[Work order]
Where in the records does the word "CNAM" appear? Copy each line that holds it.

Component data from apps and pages
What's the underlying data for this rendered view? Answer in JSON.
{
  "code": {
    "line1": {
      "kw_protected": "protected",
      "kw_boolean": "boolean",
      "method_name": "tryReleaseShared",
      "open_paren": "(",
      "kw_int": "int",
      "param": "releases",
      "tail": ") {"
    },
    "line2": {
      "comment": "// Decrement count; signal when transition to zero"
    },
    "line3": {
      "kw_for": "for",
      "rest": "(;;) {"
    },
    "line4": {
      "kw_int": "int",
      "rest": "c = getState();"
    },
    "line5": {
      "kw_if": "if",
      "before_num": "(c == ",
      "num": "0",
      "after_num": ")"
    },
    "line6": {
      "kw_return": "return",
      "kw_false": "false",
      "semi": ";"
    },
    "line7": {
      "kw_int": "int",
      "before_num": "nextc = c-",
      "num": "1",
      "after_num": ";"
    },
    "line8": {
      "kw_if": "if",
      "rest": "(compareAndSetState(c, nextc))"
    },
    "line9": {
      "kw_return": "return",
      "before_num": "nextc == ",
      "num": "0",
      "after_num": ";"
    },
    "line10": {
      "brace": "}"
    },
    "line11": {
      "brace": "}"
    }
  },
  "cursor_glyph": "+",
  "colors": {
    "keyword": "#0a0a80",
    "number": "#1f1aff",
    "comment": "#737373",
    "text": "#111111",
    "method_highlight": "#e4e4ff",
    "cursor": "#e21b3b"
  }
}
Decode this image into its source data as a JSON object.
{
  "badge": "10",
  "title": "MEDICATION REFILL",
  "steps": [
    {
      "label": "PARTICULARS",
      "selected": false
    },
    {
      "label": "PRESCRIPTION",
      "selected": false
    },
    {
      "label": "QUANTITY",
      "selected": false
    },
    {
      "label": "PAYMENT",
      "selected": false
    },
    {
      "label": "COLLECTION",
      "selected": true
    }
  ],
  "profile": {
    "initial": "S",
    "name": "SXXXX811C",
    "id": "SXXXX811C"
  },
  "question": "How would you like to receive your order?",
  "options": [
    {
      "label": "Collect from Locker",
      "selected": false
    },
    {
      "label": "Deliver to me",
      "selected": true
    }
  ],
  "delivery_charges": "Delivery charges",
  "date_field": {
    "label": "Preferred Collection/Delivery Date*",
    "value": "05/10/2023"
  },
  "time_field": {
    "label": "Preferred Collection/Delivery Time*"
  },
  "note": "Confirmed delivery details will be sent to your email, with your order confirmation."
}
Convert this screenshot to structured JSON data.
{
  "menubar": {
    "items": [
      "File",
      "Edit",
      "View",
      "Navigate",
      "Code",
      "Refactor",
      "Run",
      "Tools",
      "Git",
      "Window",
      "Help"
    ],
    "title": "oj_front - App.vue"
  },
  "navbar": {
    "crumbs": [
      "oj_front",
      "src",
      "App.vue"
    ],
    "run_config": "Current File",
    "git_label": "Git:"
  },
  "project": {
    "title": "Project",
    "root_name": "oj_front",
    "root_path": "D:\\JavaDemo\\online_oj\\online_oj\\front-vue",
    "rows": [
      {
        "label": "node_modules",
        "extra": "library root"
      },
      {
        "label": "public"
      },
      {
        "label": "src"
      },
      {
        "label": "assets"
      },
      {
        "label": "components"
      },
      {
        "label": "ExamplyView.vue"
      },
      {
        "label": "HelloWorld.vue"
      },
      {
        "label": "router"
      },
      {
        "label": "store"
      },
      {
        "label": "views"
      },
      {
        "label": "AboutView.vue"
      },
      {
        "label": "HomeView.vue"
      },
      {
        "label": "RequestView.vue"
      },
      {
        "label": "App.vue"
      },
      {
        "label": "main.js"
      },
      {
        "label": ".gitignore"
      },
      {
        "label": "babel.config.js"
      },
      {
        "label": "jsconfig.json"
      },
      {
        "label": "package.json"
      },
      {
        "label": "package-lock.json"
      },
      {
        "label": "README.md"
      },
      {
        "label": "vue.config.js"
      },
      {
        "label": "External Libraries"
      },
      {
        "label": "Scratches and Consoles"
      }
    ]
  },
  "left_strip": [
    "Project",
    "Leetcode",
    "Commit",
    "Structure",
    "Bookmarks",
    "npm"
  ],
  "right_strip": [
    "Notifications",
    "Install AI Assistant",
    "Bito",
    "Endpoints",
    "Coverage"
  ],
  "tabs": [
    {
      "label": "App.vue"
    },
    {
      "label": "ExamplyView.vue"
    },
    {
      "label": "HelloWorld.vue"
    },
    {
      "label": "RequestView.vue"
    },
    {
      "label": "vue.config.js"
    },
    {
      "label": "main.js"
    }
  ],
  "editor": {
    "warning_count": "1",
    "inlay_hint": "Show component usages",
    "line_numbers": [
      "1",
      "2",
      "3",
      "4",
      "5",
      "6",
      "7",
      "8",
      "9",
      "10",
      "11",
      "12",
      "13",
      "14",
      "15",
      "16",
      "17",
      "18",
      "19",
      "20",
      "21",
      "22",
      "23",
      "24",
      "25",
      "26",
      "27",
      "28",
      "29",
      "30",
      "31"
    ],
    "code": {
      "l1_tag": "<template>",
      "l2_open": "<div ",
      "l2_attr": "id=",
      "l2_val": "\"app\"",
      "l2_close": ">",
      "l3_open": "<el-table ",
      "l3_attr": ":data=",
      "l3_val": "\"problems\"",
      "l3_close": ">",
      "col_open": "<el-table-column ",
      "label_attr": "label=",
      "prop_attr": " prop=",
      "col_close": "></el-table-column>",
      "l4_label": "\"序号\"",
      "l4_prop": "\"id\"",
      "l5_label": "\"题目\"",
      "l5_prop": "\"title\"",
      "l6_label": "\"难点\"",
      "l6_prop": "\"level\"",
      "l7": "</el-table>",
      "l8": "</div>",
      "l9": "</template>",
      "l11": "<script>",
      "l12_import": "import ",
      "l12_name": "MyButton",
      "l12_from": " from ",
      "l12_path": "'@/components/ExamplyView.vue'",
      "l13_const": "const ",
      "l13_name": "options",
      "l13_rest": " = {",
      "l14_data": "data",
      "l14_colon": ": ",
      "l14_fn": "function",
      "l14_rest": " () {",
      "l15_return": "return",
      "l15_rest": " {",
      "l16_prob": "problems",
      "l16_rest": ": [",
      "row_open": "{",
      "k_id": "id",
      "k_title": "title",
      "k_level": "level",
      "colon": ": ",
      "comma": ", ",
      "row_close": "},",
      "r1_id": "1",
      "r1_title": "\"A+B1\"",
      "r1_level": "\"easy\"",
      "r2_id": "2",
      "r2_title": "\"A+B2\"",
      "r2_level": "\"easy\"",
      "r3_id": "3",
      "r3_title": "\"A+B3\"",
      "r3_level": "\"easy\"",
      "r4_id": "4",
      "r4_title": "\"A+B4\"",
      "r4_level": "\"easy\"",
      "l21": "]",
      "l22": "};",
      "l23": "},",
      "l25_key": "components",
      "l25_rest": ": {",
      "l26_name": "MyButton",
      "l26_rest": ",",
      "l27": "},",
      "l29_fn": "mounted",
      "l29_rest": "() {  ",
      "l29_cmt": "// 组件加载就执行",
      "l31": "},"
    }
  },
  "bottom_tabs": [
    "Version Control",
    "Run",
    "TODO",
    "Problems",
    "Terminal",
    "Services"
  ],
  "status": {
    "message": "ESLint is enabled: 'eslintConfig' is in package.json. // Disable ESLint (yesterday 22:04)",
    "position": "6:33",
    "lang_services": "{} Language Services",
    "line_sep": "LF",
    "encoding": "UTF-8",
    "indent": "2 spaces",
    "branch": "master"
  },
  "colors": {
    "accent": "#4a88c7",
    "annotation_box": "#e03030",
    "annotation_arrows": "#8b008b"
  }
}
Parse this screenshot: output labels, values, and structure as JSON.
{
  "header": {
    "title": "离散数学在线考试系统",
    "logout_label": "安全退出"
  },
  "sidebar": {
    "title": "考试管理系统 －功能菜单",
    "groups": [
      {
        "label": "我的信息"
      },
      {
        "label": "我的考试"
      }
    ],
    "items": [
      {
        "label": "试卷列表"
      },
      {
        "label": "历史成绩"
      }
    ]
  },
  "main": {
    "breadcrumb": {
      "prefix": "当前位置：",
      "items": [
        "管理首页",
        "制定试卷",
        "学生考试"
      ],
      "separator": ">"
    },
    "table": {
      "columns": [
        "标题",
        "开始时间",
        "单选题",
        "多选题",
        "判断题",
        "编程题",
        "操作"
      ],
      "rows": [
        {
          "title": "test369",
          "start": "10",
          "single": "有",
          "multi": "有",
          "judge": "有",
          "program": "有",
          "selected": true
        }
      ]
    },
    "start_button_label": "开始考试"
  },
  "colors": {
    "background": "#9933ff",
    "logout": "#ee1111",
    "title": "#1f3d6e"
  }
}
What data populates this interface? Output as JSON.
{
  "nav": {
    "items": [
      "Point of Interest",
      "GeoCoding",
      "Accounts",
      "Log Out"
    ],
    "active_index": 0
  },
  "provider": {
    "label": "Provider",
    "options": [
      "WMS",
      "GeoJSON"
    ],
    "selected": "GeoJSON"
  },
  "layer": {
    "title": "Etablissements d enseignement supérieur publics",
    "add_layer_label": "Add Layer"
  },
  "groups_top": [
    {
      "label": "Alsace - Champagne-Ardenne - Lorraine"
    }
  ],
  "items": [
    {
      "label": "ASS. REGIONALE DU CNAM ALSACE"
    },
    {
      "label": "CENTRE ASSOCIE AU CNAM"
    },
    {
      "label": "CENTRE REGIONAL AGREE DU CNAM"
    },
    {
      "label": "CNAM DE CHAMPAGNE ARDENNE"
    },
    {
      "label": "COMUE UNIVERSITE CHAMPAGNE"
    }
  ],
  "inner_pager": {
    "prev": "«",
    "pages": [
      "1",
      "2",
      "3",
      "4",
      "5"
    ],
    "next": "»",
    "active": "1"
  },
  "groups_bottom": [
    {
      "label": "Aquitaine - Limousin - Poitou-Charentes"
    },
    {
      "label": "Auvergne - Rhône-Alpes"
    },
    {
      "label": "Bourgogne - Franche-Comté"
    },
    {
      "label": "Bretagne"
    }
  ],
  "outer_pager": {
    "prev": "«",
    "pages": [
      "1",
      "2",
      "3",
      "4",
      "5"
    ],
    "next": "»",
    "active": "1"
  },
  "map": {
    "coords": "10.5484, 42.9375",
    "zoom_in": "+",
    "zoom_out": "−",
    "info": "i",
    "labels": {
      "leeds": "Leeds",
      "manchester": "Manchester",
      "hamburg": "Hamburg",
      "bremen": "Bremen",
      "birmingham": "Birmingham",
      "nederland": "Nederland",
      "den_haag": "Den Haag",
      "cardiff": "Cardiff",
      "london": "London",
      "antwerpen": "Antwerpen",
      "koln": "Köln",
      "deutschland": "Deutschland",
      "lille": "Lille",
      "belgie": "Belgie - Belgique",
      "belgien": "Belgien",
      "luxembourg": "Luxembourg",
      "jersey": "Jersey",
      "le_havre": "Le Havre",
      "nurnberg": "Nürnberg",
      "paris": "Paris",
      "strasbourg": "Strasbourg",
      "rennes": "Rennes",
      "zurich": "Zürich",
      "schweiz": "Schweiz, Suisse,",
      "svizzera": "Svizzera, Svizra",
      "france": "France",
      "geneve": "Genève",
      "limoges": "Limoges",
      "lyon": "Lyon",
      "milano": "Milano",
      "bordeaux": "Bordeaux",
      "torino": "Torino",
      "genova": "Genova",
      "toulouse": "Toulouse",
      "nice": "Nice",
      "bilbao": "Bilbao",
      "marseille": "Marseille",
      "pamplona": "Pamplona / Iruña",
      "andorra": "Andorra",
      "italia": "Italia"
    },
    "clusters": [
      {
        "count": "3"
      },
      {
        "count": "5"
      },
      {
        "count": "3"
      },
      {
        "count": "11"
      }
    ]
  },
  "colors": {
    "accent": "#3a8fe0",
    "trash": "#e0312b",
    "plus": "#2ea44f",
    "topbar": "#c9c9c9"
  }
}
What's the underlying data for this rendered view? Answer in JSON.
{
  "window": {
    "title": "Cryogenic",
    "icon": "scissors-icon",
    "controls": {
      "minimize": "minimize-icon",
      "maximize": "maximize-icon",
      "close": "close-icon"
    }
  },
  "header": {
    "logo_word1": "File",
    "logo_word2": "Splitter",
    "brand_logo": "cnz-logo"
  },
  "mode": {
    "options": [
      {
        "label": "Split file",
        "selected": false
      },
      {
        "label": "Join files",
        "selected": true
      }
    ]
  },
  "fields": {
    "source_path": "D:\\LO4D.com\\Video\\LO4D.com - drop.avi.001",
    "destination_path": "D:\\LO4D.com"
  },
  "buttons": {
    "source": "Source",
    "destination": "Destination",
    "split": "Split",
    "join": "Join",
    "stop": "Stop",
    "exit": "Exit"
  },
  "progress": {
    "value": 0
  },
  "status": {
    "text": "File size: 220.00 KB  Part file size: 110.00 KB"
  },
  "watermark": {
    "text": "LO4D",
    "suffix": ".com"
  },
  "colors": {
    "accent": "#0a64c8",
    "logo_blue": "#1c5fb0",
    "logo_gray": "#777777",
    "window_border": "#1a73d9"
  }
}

[Result of this task]
      "label": "ASS. REGIONALE DU CNAM ALSACE"
      "label": "CENTRE ASSOCIE AU CNAM"
      "label": "CENTRE REGIONAL AGREE DU CNAM"
      "label": "CNAM DE CHAMPAGNE ARDENNE"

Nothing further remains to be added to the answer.